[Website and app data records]
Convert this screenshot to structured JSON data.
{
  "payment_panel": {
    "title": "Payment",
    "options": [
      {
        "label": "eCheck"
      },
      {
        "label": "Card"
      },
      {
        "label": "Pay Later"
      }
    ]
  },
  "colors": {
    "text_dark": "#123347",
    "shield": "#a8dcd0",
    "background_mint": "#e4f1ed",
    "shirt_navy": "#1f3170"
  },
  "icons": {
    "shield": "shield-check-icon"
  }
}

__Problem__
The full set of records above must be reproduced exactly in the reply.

__Result of the exercise__
Convert this screenshot to structured JSON data.
{
  "payment_panel": {
    "title": "Payment",
    "options": [
      {
        "label": "eCheck"
      },
      {
        "label": "Card"
      },
      {
        "label": "Pay Later"
      }
    ]
  },
  "colors": {
    "text_dark": "#123347",
    "shield": "#a8dcd0",
    "background_mint": "#e4f1ed",
    "shirt_navy": "#1f3170"
  },
  "icons": {
    "shield": "shield-check-icon"
  }
}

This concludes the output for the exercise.